=== Section Start ===
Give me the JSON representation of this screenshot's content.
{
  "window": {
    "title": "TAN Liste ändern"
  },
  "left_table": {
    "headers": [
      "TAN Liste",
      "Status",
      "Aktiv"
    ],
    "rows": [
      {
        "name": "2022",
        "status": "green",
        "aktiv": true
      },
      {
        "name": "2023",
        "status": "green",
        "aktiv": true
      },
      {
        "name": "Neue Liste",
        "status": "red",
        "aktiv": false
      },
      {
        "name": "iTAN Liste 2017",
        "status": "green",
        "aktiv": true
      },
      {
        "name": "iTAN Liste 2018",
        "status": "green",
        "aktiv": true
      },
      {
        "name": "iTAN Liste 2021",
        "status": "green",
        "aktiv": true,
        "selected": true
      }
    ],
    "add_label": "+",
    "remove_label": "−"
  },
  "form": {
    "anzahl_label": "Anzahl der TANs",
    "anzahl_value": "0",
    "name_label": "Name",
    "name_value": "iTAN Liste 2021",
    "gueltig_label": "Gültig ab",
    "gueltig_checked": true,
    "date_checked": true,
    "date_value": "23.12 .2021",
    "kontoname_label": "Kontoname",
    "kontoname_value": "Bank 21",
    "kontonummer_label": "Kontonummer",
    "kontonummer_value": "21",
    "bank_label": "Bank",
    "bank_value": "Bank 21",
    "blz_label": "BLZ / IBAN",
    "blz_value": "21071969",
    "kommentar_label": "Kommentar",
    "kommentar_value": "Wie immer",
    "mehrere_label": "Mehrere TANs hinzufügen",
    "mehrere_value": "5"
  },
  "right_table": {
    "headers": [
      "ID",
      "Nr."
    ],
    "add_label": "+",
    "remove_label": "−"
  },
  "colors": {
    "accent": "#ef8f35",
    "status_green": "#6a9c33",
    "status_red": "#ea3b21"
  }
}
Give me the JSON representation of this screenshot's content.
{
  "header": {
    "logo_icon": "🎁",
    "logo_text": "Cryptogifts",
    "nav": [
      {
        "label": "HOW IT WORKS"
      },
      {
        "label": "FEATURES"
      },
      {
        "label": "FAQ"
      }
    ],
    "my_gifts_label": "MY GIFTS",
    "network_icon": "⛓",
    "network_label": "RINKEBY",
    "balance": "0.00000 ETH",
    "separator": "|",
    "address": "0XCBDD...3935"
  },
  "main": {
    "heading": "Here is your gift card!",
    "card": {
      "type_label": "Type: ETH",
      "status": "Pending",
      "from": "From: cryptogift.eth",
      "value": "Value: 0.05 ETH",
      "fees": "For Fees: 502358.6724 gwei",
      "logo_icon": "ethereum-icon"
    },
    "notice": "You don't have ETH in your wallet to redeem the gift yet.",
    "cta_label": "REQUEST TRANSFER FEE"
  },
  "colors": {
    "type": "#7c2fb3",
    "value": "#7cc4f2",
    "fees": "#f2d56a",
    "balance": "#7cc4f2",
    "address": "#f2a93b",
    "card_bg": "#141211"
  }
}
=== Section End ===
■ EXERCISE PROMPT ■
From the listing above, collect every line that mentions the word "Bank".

■ SOLVED EXERCISE ■
    "kontoname_value": "Bank 21",
    "bank_label": "Bank",
    "bank_value": "Bank 21",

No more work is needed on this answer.